#### [EXTRACTED DATA]
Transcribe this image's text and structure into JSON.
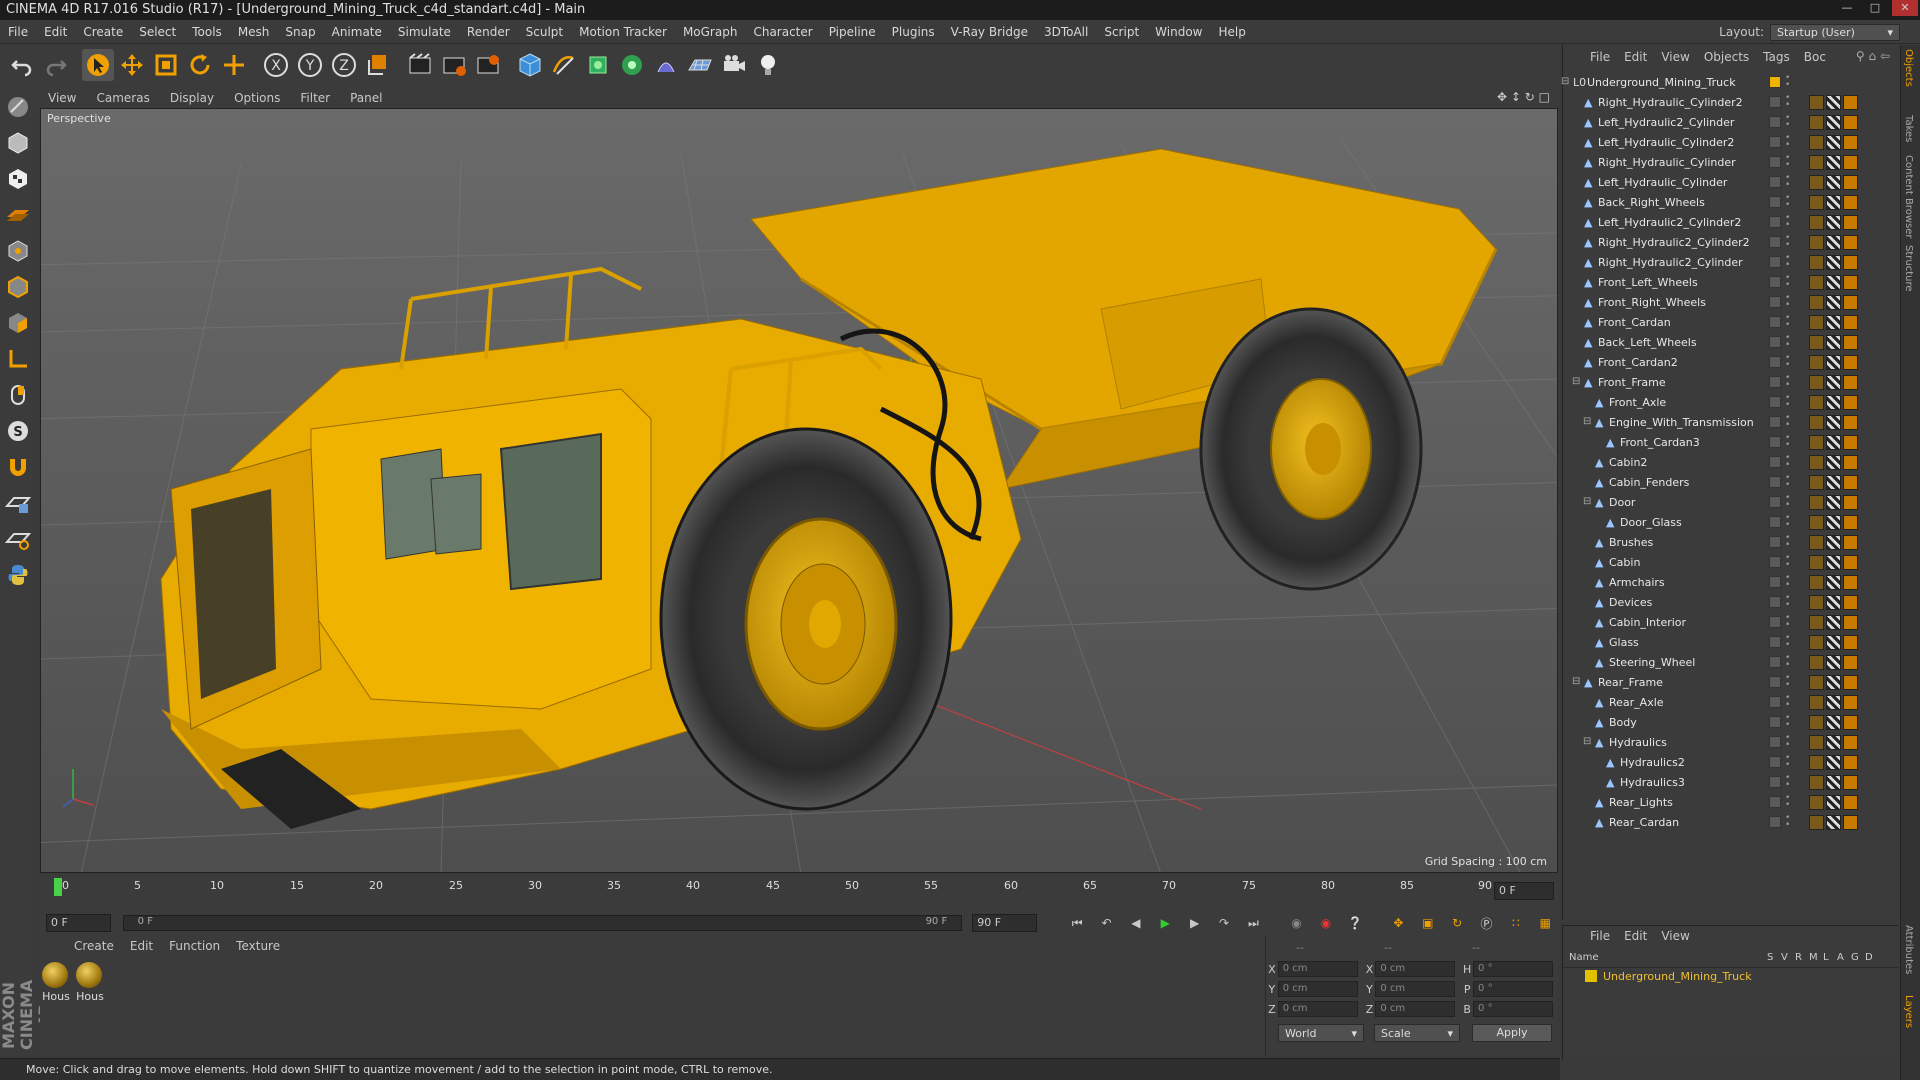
{
  "window": {
    "title": "CINEMA 4D R17.016 Studio (R17) - [Underground_Mining_Truck_c4d_standart.c4d] - Main"
  },
  "menu": [
    "File",
    "Edit",
    "Create",
    "Select",
    "Tools",
    "Mesh",
    "Snap",
    "Animate",
    "Simulate",
    "Render",
    "Sculpt",
    "Motion Tracker",
    "MoGraph",
    "Character",
    "Pipeline",
    "Plugins",
    "V-Ray Bridge",
    "3DToAll",
    "Script",
    "Window",
    "Help"
  ],
  "layout": {
    "label": "Layout:",
    "value": "Startup (User)"
  },
  "toolbar_icons": [
    "undo-icon",
    "redo-icon",
    "select-arrow-icon",
    "move-icon",
    "scale-icon",
    "rotate-icon",
    "move-plus-icon",
    "x-axis-icon",
    "y-axis-icon",
    "z-axis-icon",
    "coordinate-system-icon",
    "render-view-icon",
    "render-picture-viewer-icon",
    "edit-render-settings-icon",
    "cube-icon",
    "pen-spline-icon",
    "subdivision-icon",
    "mograph-cloner-icon",
    "deformer-icon",
    "floor-icon",
    "camera-icon",
    "light-icon"
  ],
  "viewport": {
    "menu": [
      "View",
      "Cameras",
      "Display",
      "Options",
      "Filter",
      "Panel"
    ],
    "label": "Perspective",
    "grid_spacing": "Grid Spacing : 100 cm"
  },
  "timeline": {
    "ticks": [
      "0",
      "5",
      "10",
      "15",
      "20",
      "25",
      "30",
      "35",
      "40",
      "45",
      "50",
      "55",
      "60",
      "65",
      "70",
      "75",
      "80",
      "85",
      "90"
    ],
    "frame_field": "0 F",
    "start_field": "0 F",
    "slider_left": "0 F",
    "slider_right": "90 F",
    "end_field": "90 F"
  },
  "material_panel": {
    "menu": [
      "Create",
      "Edit",
      "Function",
      "Texture"
    ],
    "materials": [
      "Hous",
      "Hous"
    ]
  },
  "coords": {
    "headers": [
      "--",
      "--",
      "--"
    ],
    "rows": [
      {
        "l1": "X",
        "v1": "0 cm",
        "l2": "X",
        "v2": "0 cm",
        "l3": "H",
        "v3": "0 °"
      },
      {
        "l1": "Y",
        "v1": "0 cm",
        "l2": "Y",
        "v2": "0 cm",
        "l3": "P",
        "v3": "0 °"
      },
      {
        "l1": "Z",
        "v1": "0 cm",
        "l2": "Z",
        "v2": "0 cm",
        "l3": "B",
        "v3": "0 °"
      }
    ],
    "mode": "World",
    "type": "Scale",
    "apply": "Apply"
  },
  "status": "Move: Click and drag to move elements. Hold down SHIFT to quantize movement / add to the selection in point mode, CTRL to remove.",
  "object_manager": {
    "menu": [
      "File",
      "Edit",
      "View",
      "Objects",
      "Tags",
      "Boc"
    ],
    "objects": [
      {
        "name": "Underground_Mining_Truck",
        "depth": 0,
        "type": "null",
        "expand": "-"
      },
      {
        "name": "Right_Hydraulic_Cylinder2",
        "depth": 1,
        "type": "mesh",
        "expand": ""
      },
      {
        "name": "Left_Hydraulic2_Cylinder",
        "depth": 1,
        "type": "mesh",
        "expand": ""
      },
      {
        "name": "Left_Hydraulic_Cylinder2",
        "depth": 1,
        "type": "mesh",
        "expand": ""
      },
      {
        "name": "Right_Hydraulic_Cylinder",
        "depth": 1,
        "type": "mesh",
        "expand": ""
      },
      {
        "name": "Left_Hydraulic_Cylinder",
        "depth": 1,
        "type": "mesh",
        "expand": ""
      },
      {
        "name": "Back_Right_Wheels",
        "depth": 1,
        "type": "mesh",
        "expand": ""
      },
      {
        "name": "Left_Hydraulic2_Cylinder2",
        "depth": 1,
        "type": "mesh",
        "expand": ""
      },
      {
        "name": "Right_Hydraulic2_Cylinder2",
        "depth": 1,
        "type": "mesh",
        "expand": ""
      },
      {
        "name": "Right_Hydraulic2_Cylinder",
        "depth": 1,
        "type": "mesh",
        "expand": ""
      },
      {
        "name": "Front_Left_Wheels",
        "depth": 1,
        "type": "mesh",
        "expand": ""
      },
      {
        "name": "Front_Right_Wheels",
        "depth": 1,
        "type": "mesh",
        "expand": ""
      },
      {
        "name": "Front_Cardan",
        "depth": 1,
        "type": "mesh",
        "expand": ""
      },
      {
        "name": "Back_Left_Wheels",
        "depth": 1,
        "type": "mesh",
        "expand": ""
      },
      {
        "name": "Front_Cardan2",
        "depth": 1,
        "type": "mesh",
        "expand": ""
      },
      {
        "name": "Front_Frame",
        "depth": 1,
        "type": "mesh",
        "expand": "-"
      },
      {
        "name": "Front_Axle",
        "depth": 2,
        "type": "mesh",
        "expand": ""
      },
      {
        "name": "Engine_With_Transmission",
        "depth": 2,
        "type": "mesh",
        "expand": "-"
      },
      {
        "name": "Front_Cardan3",
        "depth": 3,
        "type": "mesh",
        "expand": ""
      },
      {
        "name": "Cabin2",
        "depth": 2,
        "type": "mesh",
        "expand": ""
      },
      {
        "name": "Cabin_Fenders",
        "depth": 2,
        "type": "mesh",
        "expand": ""
      },
      {
        "name": "Door",
        "depth": 2,
        "type": "mesh",
        "expand": "-"
      },
      {
        "name": "Door_Glass",
        "depth": 3,
        "type": "mesh",
        "expand": ""
      },
      {
        "name": "Brushes",
        "depth": 2,
        "type": "mesh",
        "expand": ""
      },
      {
        "name": "Cabin",
        "depth": 2,
        "type": "mesh",
        "expand": ""
      },
      {
        "name": "Armchairs",
        "depth": 2,
        "type": "mesh",
        "expand": ""
      },
      {
        "name": "Devices",
        "depth": 2,
        "type": "mesh",
        "expand": ""
      },
      {
        "name": "Cabin_Interior",
        "depth": 2,
        "type": "mesh",
        "expand": ""
      },
      {
        "name": "Glass",
        "depth": 2,
        "type": "mesh",
        "expand": ""
      },
      {
        "name": "Steering_Wheel",
        "depth": 2,
        "type": "mesh",
        "expand": ""
      },
      {
        "name": "Rear_Frame",
        "depth": 1,
        "type": "mesh",
        "expand": "-"
      },
      {
        "name": "Rear_Axle",
        "depth": 2,
        "type": "mesh",
        "expand": ""
      },
      {
        "name": "Body",
        "depth": 2,
        "type": "mesh",
        "expand": ""
      },
      {
        "name": "Hydraulics",
        "depth": 2,
        "type": "mesh",
        "expand": "-"
      },
      {
        "name": "Hydraulics2",
        "depth": 3,
        "type": "mesh",
        "expand": ""
      },
      {
        "name": "Hydraulics3",
        "depth": 3,
        "type": "mesh",
        "expand": ""
      },
      {
        "name": "Rear_Lights",
        "depth": 2,
        "type": "mesh",
        "expand": ""
      },
      {
        "name": "Rear_Cardan",
        "depth": 2,
        "type": "mesh",
        "expand": ""
      }
    ]
  },
  "layer_manager": {
    "menu": [
      "File",
      "Edit",
      "View"
    ],
    "columns": [
      "Name",
      "S",
      "V",
      "R",
      "M",
      "L",
      "A",
      "G",
      "D"
    ],
    "row": "Underground_Mining_Truck"
  },
  "right_tabs": [
    "Objects",
    "Takes",
    "Content Browser",
    "Structure",
    "Attributes",
    "Layers"
  ],
  "brand": "MAXON CINEMA 4D",
  "colors": {
    "accent": "#f0b400",
    "selected_text": "#f0c030",
    "truck": "#e6a800"
  }
}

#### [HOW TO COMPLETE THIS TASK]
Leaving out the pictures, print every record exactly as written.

#### [SOLUTION TO THIS EXERCISE]
Transcribe this image's text and structure into JSON.
{
  "window": {
    "title": "CINEMA 4D R17.016 Studio (R17) - [Underground_Mining_Truck_c4d_standart.c4d] - Main"
  },
  "menu": [
    "File",
    "Edit",
    "Create",
    "Select",
    "Tools",
    "Mesh",
    "Snap",
    "Animate",
    "Simulate",
    "Render",
    "Sculpt",
    "Motion Tracker",
    "MoGraph",
    "Character",
    "Pipeline",
    "Plugins",
    "V-Ray Bridge",
    "3DToAll",
    "Script",
    "Window",
    "Help"
  ],
  "layout": {
    "label": "Layout:",
    "value": "Startup (User)"
  },
  "toolbar_icons": [
    "undo-icon",
    "redo-icon",
    "select-arrow-icon",
    "move-icon",
    "scale-icon",
    "rotate-icon",
    "move-plus-icon",
    "x-axis-icon",
    "y-axis-icon",
    "z-axis-icon",
    "coordinate-system-icon",
    "render-view-icon",
    "render-picture-viewer-icon",
    "edit-render-settings-icon",
    "cube-icon",
    "pen-spline-icon",
    "subdivision-icon",
    "mograph-cloner-icon",
    "deformer-icon",
    "floor-icon",
    "camera-icon",
    "light-icon"
  ],
  "viewport": {
    "menu": [
      "View",
      "Cameras",
      "Display",
      "Options",
      "Filter",
      "Panel"
    ],
    "label": "Perspective",
    "grid_spacing": "Grid Spacing : 100 cm"
  },
  "timeline": {
    "ticks": [
      "0",
      "5",
      "10",
      "15",
      "20",
      "25",
      "30",
      "35",
      "40",
      "45",
      "50",
      "55",
      "60",
      "65",
      "70",
      "75",
      "80",
      "85",
      "90"
    ],
    "frame_field": "0 F",
    "start_field": "0 F",
    "slider_left": "0 F",
    "slider_right": "90 F",
    "end_field": "90 F"
  },
  "material_panel": {
    "menu": [
      "Create",
      "Edit",
      "Function",
      "Texture"
    ],
    "materials": [
      "Hous",
      "Hous"
    ]
  },
  "coords": {
    "headers": [
      "--",
      "--",
      "--"
    ],
    "rows": [
      {
        "l1": "X",
        "v1": "0 cm",
        "l2": "X",
        "v2": "0 cm",
        "l3": "H",
        "v3": "0 °"
      },
      {
        "l1": "Y",
        "v1": "0 cm",
        "l2": "Y",
        "v2": "0 cm",
        "l3": "P",
        "v3": "0 °"
      },
      {
        "l1": "Z",
        "v1": "0 cm",
        "l2": "Z",
        "v2": "0 cm",
        "l3": "B",
        "v3": "0 °"
      }
    ],
    "mode": "World",
    "type": "Scale",
    "apply": "Apply"
  },
  "status": "Move: Click and drag to move elements. Hold down SHIFT to quantize movement / add to the selection in point mode, CTRL to remove.",
  "object_manager": {
    "menu": [
      "File",
      "Edit",
      "View",
      "Objects",
      "Tags",
      "Boc"
    ],
    "objects": [
      {
        "name": "Underground_Mining_Truck",
        "depth": 0,
        "type": "null",
        "expand": "-"
      },
      {
        "name": "Right_Hydraulic_Cylinder2",
        "depth": 1,
        "type": "mesh",
        "expand": ""
      },
      {
        "name": "Left_Hydraulic2_Cylinder",
        "depth": 1,
        "type": "mesh",
        "expand": ""
      },
      {
        "name": "Left_Hydraulic_Cylinder2",
        "depth": 1,
        "type": "mesh",
        "expand": ""
      },
      {
        "name": "Right_Hydraulic_Cylinder",
        "depth": 1,
        "type": "mesh",
        "expand": ""
      },
      {
        "name": "Left_Hydraulic_Cylinder",
        "depth": 1,
        "type": "mesh",
        "expand": ""
      },
      {
        "name": "Back_Right_Wheels",
        "depth": 1,
        "type": "mesh",
        "expand": ""
      },
      {
        "name": "Left_Hydraulic2_Cylinder2",
        "depth": 1,
        "type": "mesh",
        "expand": ""
      },
      {
        "name": "Right_Hydraulic2_Cylinder2",
        "depth": 1,
        "type": "mesh",
        "expand": ""
      },
      {
        "name": "Right_Hydraulic2_Cylinder",
        "depth": 1,
        "type": "mesh",
        "expand": ""
      },
      {
        "name": "Front_Left_Wheels",
        "depth": 1,
        "type": "mesh",
        "expand": ""
      },
      {
        "name": "Front_Right_Wheels",
        "depth": 1,
        "type": "mesh",
        "expand": ""
      },
      {
        "name": "Front_Cardan",
        "depth": 1,
        "type": "mesh",
        "expand": ""
      },
      {
        "name": "Back_Left_Wheels",
        "depth": 1,
        "type": "mesh",
        "expand": ""
      },
      {
        "name": "Front_Cardan2",
        "depth": 1,
        "type": "mesh",
        "expand": ""
      },
      {
        "name": "Front_Frame",
        "depth": 1,
        "type": "mesh",
        "expand": "-"
      },
      {
        "name": "Front_Axle",
        "depth": 2,
        "type": "mesh",
        "expand": ""
      },
      {
        "name": "Engine_With_Transmission",
        "depth": 2,
        "type": "mesh",
        "expand": "-"
      },
      {
        "name": "Front_Cardan3",
        "depth": 3,
        "type": "mesh",
        "expand": ""
      },
      {
        "name": "Cabin2",
        "depth": 2,
        "type": "mesh",
        "expand": ""
      },
      {
        "name": "Cabin_Fenders",
        "depth": 2,
        "type": "mesh",
        "expand": ""
      },
      {
        "name": "Door",
        "depth": 2,
        "type": "mesh",
        "expand": "-"
      },
      {
        "name": "Door_Glass",
        "depth": 3,
        "type": "mesh",
        "expand": ""
      },
      {
        "name": "Brushes",
        "depth": 2,
        "type": "mesh",
        "expand": ""
      },
      {
        "name": "Cabin",
        "depth": 2,
        "type": "mesh",
        "expand": ""
      },
      {
        "name": "Armchairs",
        "depth": 2,
        "type": "mesh",
        "expand": ""
      },
      {
        "name": "Devices",
        "depth": 2,
        "type": "mesh",
        "expand": ""
      },
      {
        "name": "Cabin_Interior",
        "depth": 2,
        "type": "mesh",
        "expand": ""
      },
      {
        "name": "Glass",
        "depth": 2,
        "type": "mesh",
        "expand": ""
      },
      {
        "name": "Steering_Wheel",
        "depth": 2,
        "type": "mesh",
        "expand": ""
      },
      {
        "name": "Rear_Frame",
        "depth": 1,
        "type": "mesh",
        "expand": "-"
      },
      {
        "name": "Rear_Axle",
        "depth": 2,
        "type": "mesh",
        "expand": ""
      },
      {
        "name": "Body",
        "depth": 2,
        "type": "mesh",
        "expand": ""
      },
      {
        "name": "Hydraulics",
        "depth": 2,
        "type": "mesh",
        "expand": "-"
      },
      {
        "name": "Hydraulics2",
        "depth": 3,
        "type": "mesh",
        "expand": ""
      },
      {
        "name": "Hydraulics3",
        "depth": 3,
        "type": "mesh",
        "expand": ""
      },
      {
        "name": "Rear_Lights",
        "depth": 2,
        "type": "mesh",
        "expand": ""
      },
      {
        "name": "Rear_Cardan",
        "depth": 2,
        "type": "mesh",
        "expand": ""
      }
    ]
  },
  "layer_manager": {
    "menu": [
      "File",
      "Edit",
      "View"
    ],
    "columns": [
      "Name",
      "S",
      "V",
      "R",
      "M",
      "L",
      "A",
      "G",
      "D"
    ],
    "row": "Underground_Mining_Truck"
  },
  "right_tabs": [
    "Objects",
    "Takes",
    "Content Browser",
    "Structure",
    "Attributes",
    "Layers"
  ],
  "brand": "MAXON CINEMA 4D",
  "colors": {
    "accent": "#f0b400",
    "selected_text": "#f0c030",
    "truck": "#e6a800"
  }
}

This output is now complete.